“While we are in the same turbulent water, we are not all in the same boat” admonishes Dr. Celeste Watkins-Hayes in her Thursday morning Plenary titled “The Road Ahead: Addressing Injuries of Inequality in the HIV/AIDS Pandemic.” Dr. Watkins-Hayes is a Professor of Sociology and African American Studies at Northwestern University and Author of the recently published Remaking A Life: How Women Living With HIV Confront Inequality. Based on her years of qualitative research that went into the development of her groundbreaking book, Dr. Hayes-Watkins shares how sites of trauma can become sites of intervention. She proposes utilizing social science frameworks to help analyze and map the roads ahead, taking into account the historical legacy of anti-Black violence, slavery, colonialism, and modern technologies of containment. This talk provides hope in the form of structures we can invest in as a public health sector—what she refers to as “framing institutions” that can cultivate resilience.

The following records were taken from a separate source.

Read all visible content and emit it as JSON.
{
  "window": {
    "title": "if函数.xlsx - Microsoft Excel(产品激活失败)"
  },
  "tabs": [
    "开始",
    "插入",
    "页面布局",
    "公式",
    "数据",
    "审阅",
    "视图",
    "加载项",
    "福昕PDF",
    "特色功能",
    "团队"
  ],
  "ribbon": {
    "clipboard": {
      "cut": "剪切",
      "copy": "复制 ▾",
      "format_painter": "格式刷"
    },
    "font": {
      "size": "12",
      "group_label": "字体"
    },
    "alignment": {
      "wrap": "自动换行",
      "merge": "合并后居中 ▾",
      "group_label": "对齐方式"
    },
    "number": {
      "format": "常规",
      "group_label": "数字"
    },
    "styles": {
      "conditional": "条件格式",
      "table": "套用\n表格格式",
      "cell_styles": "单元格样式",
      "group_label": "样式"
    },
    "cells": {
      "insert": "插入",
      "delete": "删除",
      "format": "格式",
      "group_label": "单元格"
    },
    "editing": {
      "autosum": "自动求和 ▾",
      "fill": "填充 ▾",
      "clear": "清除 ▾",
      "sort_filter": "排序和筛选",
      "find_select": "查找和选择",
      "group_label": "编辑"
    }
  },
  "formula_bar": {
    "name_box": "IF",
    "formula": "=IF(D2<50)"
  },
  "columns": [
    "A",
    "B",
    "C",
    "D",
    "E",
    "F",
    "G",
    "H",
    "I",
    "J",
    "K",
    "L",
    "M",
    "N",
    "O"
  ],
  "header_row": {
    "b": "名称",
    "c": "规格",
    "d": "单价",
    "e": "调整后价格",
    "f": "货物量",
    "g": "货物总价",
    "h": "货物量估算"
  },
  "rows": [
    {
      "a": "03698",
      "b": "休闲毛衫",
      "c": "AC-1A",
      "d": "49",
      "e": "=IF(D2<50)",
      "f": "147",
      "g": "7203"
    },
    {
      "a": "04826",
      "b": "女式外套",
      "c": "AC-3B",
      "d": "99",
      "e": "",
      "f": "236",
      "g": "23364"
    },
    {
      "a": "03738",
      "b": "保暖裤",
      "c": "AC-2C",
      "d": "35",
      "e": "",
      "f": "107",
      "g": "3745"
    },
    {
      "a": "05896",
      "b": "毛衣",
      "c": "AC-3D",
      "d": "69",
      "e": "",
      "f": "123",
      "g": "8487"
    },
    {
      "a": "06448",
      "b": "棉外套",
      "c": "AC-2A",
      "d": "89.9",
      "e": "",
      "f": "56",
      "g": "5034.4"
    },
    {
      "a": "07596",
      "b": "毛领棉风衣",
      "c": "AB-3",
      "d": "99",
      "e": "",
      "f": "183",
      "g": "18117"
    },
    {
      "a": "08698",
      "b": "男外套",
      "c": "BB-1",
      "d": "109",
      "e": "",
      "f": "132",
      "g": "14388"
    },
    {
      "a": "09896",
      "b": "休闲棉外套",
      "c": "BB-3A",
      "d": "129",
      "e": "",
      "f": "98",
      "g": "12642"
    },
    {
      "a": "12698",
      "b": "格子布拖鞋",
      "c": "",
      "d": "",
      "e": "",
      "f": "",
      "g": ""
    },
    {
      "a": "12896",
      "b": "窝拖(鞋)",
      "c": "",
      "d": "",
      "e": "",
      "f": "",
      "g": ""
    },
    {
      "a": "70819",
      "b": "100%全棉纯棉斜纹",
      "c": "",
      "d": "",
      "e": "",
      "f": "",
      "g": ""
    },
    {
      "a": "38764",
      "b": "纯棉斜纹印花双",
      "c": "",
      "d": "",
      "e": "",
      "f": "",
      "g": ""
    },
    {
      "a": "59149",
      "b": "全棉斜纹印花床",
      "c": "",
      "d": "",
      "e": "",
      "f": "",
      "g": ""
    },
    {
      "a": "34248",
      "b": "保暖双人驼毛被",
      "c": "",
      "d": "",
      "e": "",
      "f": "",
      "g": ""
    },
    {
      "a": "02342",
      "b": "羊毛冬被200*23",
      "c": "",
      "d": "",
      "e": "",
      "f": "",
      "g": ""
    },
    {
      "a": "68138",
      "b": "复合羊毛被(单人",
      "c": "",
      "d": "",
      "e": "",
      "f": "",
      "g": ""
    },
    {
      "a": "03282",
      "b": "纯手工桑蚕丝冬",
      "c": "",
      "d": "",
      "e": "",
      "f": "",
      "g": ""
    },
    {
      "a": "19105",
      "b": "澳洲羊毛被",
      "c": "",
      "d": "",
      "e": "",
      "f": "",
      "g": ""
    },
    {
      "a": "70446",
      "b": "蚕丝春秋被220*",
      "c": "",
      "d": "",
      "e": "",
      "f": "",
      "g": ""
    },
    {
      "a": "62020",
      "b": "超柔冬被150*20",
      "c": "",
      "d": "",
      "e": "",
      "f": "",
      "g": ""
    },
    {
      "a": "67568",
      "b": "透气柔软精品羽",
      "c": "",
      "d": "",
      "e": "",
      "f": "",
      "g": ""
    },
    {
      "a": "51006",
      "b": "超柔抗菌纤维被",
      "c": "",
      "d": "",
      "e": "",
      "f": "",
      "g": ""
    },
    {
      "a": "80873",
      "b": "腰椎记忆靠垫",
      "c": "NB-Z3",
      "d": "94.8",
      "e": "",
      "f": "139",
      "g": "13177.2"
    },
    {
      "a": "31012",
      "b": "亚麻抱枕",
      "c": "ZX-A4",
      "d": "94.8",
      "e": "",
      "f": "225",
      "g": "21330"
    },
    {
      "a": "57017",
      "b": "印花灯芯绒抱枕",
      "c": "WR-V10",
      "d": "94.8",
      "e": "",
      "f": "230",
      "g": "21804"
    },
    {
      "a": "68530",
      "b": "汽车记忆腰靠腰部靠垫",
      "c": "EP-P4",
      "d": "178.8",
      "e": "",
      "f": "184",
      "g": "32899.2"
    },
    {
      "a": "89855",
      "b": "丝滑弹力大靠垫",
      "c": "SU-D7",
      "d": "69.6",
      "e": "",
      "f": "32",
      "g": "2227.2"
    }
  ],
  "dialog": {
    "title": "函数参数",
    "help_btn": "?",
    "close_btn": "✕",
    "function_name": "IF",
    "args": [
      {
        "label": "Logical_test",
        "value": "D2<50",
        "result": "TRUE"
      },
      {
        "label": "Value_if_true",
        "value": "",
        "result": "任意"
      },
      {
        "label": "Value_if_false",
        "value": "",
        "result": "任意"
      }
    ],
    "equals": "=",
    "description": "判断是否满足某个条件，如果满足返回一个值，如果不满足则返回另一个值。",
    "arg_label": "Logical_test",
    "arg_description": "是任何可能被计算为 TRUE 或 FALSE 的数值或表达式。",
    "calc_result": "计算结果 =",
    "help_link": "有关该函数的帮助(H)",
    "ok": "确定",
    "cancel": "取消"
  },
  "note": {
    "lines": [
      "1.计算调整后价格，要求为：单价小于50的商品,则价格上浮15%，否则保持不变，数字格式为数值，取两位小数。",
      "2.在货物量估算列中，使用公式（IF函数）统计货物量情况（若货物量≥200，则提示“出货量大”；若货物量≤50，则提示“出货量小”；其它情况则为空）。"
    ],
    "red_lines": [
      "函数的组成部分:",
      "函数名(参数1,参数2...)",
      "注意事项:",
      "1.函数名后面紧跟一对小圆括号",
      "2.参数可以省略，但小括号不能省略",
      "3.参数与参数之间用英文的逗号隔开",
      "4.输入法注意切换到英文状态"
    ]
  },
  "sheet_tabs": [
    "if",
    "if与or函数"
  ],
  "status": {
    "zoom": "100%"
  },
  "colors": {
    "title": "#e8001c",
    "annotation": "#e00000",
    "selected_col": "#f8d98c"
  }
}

For more, follow Dr. Watkins-Hayes on Facebook and check out the Remaking a Life website. For an additional perspective on the legacy and promise of the investments made in the domestic HIV/AIDS space, read Cleve Jones recent piece in the The Guardian: I witnessed the horror of HIV/AIDS 30 years ago. This is how we can conquer a pandemic.
UCSF’s Associate Professor in the department of Family Health Care Nursing Dr. Monica McLemore, drew lessons from successful, intersectional grassroots movement work to consider as approaches to HIV and COVID. Reproductive Justice and Black Lives Matter/The Movement for Black lives began with a human rights framework. In common, the movements center lives free from violence. Black Lives Matter prioritizes decentralization, linkages and connections that are deep and expansive, being nimble, local control and accountability, and platforms with theoretical basis. Reproductive Justice prioritizes autonomy and options with dignity, recognizes there is no health equity or economic justice without reproductive justice, and pleasure and consent. With these priorities in mind and turning our attention to the Millennium Development Goals we need to use a middle range theory + praxis + strategies that are embedded in a human rights approach.
Follow @mclemoremr on Twitter for academic and community-based insights on health equity.